DATA RECORDS:
================================
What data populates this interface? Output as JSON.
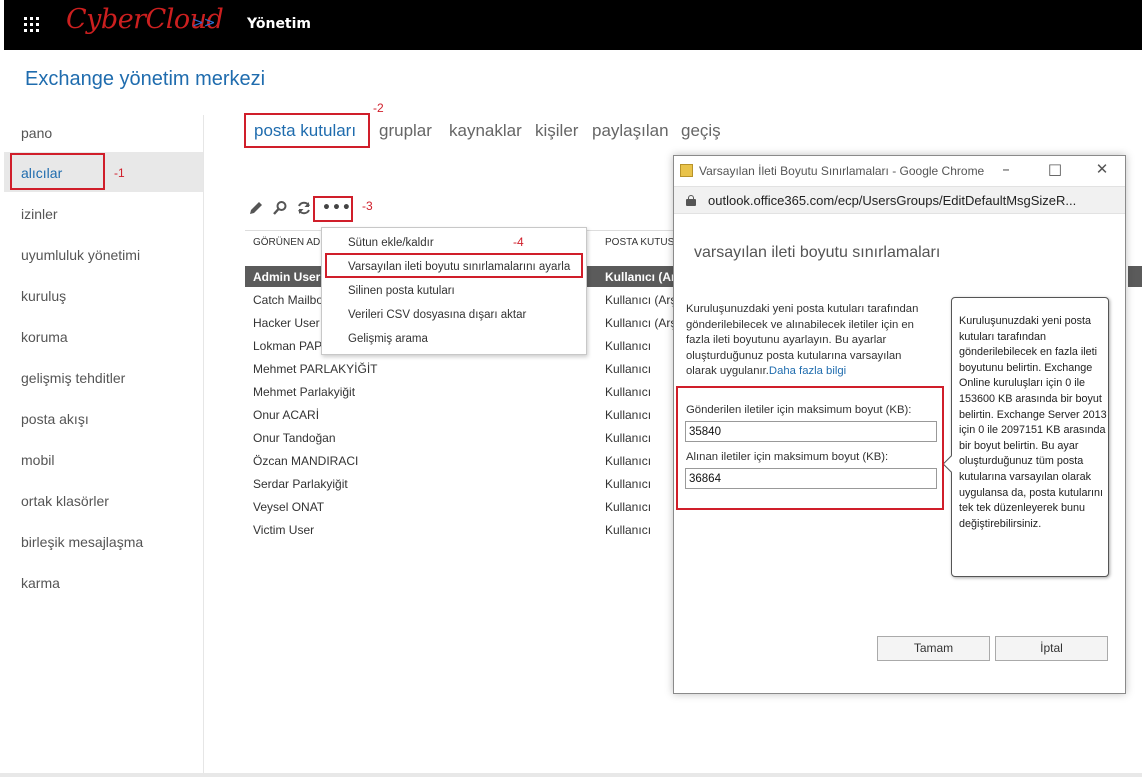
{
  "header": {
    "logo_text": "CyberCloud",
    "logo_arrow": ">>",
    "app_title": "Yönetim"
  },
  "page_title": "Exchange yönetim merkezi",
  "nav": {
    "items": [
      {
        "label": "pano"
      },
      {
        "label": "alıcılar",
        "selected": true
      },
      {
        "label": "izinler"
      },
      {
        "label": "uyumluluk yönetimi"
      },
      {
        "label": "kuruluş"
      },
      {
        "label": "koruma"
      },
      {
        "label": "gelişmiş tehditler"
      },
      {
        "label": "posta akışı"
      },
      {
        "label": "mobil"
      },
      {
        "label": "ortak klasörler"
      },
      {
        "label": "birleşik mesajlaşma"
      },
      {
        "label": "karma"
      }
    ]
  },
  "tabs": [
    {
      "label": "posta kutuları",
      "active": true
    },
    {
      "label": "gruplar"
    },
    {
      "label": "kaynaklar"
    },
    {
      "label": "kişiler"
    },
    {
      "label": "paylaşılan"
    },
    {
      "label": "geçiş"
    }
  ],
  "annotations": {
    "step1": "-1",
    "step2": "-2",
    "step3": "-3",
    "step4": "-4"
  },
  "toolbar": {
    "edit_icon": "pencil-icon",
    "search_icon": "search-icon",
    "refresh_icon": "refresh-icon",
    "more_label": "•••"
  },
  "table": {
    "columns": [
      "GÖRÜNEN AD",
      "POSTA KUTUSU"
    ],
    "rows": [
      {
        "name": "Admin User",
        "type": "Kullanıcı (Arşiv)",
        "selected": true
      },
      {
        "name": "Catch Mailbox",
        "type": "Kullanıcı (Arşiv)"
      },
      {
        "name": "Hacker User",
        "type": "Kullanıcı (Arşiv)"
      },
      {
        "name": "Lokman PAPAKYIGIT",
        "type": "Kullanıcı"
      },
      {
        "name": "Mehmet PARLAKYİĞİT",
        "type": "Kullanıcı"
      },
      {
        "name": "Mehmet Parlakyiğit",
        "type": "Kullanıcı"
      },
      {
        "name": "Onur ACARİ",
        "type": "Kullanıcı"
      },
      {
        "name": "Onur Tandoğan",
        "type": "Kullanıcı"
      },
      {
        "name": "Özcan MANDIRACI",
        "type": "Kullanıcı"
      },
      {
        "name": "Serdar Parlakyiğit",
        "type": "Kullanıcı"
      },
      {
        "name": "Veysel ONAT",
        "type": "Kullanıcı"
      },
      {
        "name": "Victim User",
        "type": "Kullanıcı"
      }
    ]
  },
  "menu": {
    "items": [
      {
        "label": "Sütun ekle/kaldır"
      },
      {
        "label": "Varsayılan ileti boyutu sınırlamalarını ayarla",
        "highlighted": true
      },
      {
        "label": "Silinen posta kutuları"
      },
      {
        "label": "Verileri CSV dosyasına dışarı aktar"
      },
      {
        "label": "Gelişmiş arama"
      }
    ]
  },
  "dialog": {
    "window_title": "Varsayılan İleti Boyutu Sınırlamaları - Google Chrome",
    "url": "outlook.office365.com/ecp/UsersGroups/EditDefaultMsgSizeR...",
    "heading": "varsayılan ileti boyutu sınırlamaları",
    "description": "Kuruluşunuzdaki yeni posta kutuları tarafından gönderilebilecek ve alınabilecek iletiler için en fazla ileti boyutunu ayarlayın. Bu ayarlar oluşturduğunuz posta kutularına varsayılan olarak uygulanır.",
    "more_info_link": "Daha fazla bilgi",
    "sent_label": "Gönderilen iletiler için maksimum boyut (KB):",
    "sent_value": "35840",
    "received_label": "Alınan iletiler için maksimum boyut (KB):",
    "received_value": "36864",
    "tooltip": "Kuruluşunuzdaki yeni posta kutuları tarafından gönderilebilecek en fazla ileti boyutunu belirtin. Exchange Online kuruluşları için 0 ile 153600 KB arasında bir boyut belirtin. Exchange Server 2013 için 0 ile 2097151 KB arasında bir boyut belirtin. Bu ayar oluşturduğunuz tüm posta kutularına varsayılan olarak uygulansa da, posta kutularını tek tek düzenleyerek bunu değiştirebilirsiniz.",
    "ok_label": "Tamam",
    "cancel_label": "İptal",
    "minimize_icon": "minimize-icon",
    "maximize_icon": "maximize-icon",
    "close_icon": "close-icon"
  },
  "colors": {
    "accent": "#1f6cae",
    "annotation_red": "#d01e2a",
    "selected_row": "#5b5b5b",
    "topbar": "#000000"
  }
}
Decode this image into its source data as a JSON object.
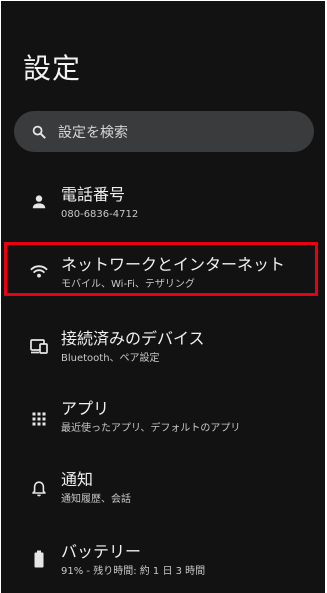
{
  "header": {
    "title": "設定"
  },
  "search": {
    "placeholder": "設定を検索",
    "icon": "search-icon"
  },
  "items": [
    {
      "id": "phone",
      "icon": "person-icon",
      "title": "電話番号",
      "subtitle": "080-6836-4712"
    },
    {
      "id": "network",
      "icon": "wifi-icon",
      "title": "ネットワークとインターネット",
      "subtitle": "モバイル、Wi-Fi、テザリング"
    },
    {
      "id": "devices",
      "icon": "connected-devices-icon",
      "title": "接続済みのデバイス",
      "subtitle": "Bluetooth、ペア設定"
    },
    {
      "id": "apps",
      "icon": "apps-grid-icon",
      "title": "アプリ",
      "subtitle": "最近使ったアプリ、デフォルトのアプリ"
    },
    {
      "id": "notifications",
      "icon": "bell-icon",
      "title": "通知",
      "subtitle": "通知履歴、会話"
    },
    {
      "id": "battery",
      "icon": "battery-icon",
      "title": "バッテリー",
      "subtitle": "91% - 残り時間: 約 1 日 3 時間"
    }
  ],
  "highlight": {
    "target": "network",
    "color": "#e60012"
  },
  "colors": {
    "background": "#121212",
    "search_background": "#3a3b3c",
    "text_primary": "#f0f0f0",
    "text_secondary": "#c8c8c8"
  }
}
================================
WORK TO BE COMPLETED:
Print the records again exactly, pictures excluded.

RESPONSE TO THIS TASK:
What data populates this interface? Output as JSON.
{
  "header": {
    "logo_text": "CyberCloud",
    "logo_arrow": ">>",
    "app_title": "Yönetim"
  },
  "page_title": "Exchange yönetim merkezi",
  "nav": {
    "items": [
      {
        "label": "pano"
      },
      {
        "label": "alıcılar",
        "selected": true
      },
      {
        "label": "izinler"
      },
      {
        "label": "uyumluluk yönetimi"
      },
      {
        "label": "kuruluş"
      },
      {
        "label": "koruma"
      },
      {
        "label": "gelişmiş tehditler"
      },
      {
        "label": "posta akışı"
      },
      {
        "label": "mobil"
      },
      {
        "label": "ortak klasörler"
      },
      {
        "label": "birleşik mesajlaşma"
      },
      {
        "label": "karma"
      }
    ]
  },
  "tabs": [
    {
      "label": "posta kutuları",
      "active": true
    },
    {
      "label": "gruplar"
    },
    {
      "label": "kaynaklar"
    },
    {
      "label": "kişiler"
    },
    {
      "label": "paylaşılan"
    },
    {
      "label": "geçiş"
    }
  ],
  "annotations": {
    "step1": "-1",
    "step2": "-2",
    "step3": "-3",
    "step4": "-4"
  },
  "toolbar": {
    "edit_icon": "pencil-icon",
    "search_icon": "search-icon",
    "refresh_icon": "refresh-icon",
    "more_label": "•••"
  },
  "table": {
    "columns": [
      "GÖRÜNEN AD",
      "POSTA KUTUSU"
    ],
    "rows": [
      {
        "name": "Admin User",
        "type": "Kullanıcı (Arşiv)",
        "selected": true
      },
      {
        "name": "Catch Mailbox",
        "type": "Kullanıcı (Arşiv)"
      },
      {
        "name": "Hacker User",
        "type": "Kullanıcı (Arşiv)"
      },
      {
        "name": "Lokman PAPAKYIGIT",
        "type": "Kullanıcı"
      },
      {
        "name": "Mehmet PARLAKYİĞİT",
        "type": "Kullanıcı"
      },
      {
        "name": "Mehmet Parlakyiğit",
        "type": "Kullanıcı"
      },
      {
        "name": "Onur ACARİ",
        "type": "Kullanıcı"
      },
      {
        "name": "Onur Tandoğan",
        "type": "Kullanıcı"
      },
      {
        "name": "Özcan MANDIRACI",
        "type": "Kullanıcı"
      },
      {
        "name": "Serdar Parlakyiğit",
        "type": "Kullanıcı"
      },
      {
        "name": "Veysel ONAT",
        "type": "Kullanıcı"
      },
      {
        "name": "Victim User",
        "type": "Kullanıcı"
      }
    ]
  },
  "menu": {
    "items": [
      {
        "label": "Sütun ekle/kaldır"
      },
      {
        "label": "Varsayılan ileti boyutu sınırlamalarını ayarla",
        "highlighted": true
      },
      {
        "label": "Silinen posta kutuları"
      },
      {
        "label": "Verileri CSV dosyasına dışarı aktar"
      },
      {
        "label": "Gelişmiş arama"
      }
    ]
  },
  "dialog": {
    "window_title": "Varsayılan İleti Boyutu Sınırlamaları - Google Chrome",
    "url": "outlook.office365.com/ecp/UsersGroups/EditDefaultMsgSizeR...",
    "heading": "varsayılan ileti boyutu sınırlamaları",
    "description": "Kuruluşunuzdaki yeni posta kutuları tarafından gönderilebilecek ve alınabilecek iletiler için en fazla ileti boyutunu ayarlayın. Bu ayarlar oluşturduğunuz posta kutularına varsayılan olarak uygulanır.",
    "more_info_link": "Daha fazla bilgi",
    "sent_label": "Gönderilen iletiler için maksimum boyut (KB):",
    "sent_value": "35840",
    "received_label": "Alınan iletiler için maksimum boyut (KB):",
    "received_value": "36864",
    "tooltip": "Kuruluşunuzdaki yeni posta kutuları tarafından gönderilebilecek en fazla ileti boyutunu belirtin. Exchange Online kuruluşları için 0 ile 153600 KB arasında bir boyut belirtin. Exchange Server 2013 için 0 ile 2097151 KB arasında bir boyut belirtin. Bu ayar oluşturduğunuz tüm posta kutularına varsayılan olarak uygulansa da, posta kutularını tek tek düzenleyerek bunu değiştirebilirsiniz.",
    "ok_label": "Tamam",
    "cancel_label": "İptal",
    "minimize_icon": "minimize-icon",
    "maximize_icon": "maximize-icon",
    "close_icon": "close-icon"
  },
  "colors": {
    "accent": "#1f6cae",
    "annotation_red": "#d01e2a",
    "selected_row": "#5b5b5b",
    "topbar": "#000000"
  }
}
Decode this image into its source data as a JSON object.
{
  "header": {
    "title": "設定"
  },
  "search": {
    "placeholder": "設定を検索",
    "icon": "search-icon"
  },
  "items": [
    {
      "id": "phone",
      "icon": "person-icon",
      "title": "電話番号",
      "subtitle": "080-6836-4712"
    },
    {
      "id": "network",
      "icon": "wifi-icon",
      "title": "ネットワークとインターネット",
      "subtitle": "モバイル、Wi-Fi、テザリング"
    },
    {
      "id": "devices",
      "icon": "connected-devices-icon",
      "title": "接続済みのデバイス",
      "subtitle": "Bluetooth、ペア設定"
    },
    {
      "id": "apps",
      "icon": "apps-grid-icon",
      "title": "アプリ",
      "subtitle": "最近使ったアプリ、デフォルトのアプリ"
    },
    {
      "id": "notifications",
      "icon": "bell-icon",
      "title": "通知",
      "subtitle": "通知履歴、会話"
    },
    {
      "id": "battery",
      "icon": "battery-icon",
      "title": "バッテリー",
      "subtitle": "91% - 残り時間: 約 1 日 3 時間"
    }
  ],
  "highlight": {
    "target": "network",
    "color": "#e60012"
  },
  "colors": {
    "background": "#121212",
    "search_background": "#3a3b3c",
    "text_primary": "#f0f0f0",
    "text_secondary": "#c8c8c8"
  }
}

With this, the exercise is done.